The formal necessity means that the publicising of the situation is mediated by a specific form that itself contains ideological elements, structural requirements and immediate practical concerns.
Example: the famed Jan Moir article on Stephen Gately
The situation was that SG had been found dead in his apartment. He had died (in his sleep I think) after returning home from a night out. Himself and his civil partner had invited another man to stay with them that night. The coroner had preliminarily announced that the death was natural. The family had stated that there was a history of congenital heart problems.
The story constructed brought together these facts, and ordered them into an opinion piece, with a specific aim - to provoke sensations of disturbed moral conscience in the readers.
It did this by emphasising the aspects of the situation that suited a moralistic reading - homosexuality, civil partnerships, drugs - and discounting the elements that undermined this - coroner's statement, family's statement.

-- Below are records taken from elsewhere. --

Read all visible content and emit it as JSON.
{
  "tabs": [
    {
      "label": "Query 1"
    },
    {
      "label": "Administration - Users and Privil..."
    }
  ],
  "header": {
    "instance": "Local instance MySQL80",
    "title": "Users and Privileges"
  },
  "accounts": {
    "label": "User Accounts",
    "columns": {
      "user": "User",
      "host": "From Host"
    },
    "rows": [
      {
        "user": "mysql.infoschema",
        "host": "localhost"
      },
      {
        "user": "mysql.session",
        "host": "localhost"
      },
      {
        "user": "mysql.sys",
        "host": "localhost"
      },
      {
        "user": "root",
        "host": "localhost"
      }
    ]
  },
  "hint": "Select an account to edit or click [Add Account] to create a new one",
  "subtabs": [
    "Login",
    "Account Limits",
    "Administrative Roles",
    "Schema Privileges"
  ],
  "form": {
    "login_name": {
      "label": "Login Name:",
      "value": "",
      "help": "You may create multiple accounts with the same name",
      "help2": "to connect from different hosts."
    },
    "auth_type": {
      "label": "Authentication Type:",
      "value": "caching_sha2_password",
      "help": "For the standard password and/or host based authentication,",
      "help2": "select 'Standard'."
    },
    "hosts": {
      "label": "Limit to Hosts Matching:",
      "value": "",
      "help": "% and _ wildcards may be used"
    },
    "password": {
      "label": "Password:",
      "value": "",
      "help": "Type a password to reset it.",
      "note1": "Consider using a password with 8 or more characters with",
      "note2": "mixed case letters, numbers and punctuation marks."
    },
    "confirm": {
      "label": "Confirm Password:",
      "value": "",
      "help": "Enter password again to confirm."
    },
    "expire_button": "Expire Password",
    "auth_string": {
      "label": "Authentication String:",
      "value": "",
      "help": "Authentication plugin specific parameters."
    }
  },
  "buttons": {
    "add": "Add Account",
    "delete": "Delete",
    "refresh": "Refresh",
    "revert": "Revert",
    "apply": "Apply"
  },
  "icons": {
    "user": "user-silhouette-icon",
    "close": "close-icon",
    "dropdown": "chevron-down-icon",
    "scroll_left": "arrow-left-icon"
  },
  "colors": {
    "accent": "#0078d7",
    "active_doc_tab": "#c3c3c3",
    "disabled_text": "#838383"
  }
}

So, elements of the situation are worked into a coherent piece in such a way as to produce a particular effect upon the readers. In this case, Moir misjudged her readers, and what was produced was outrage against her, not a sneaking reinforcement of homophobia.
The key distinction between Red-tops and broadsheets is what range of responses they attempt to elicit in the readership. Redtops favour strong emotions like outrage, fear, disgust, scorn, etc., while the broadsheets confirm their readers' self perception as alert observers of the world around them, able to grasp all sides of complex situations, etc.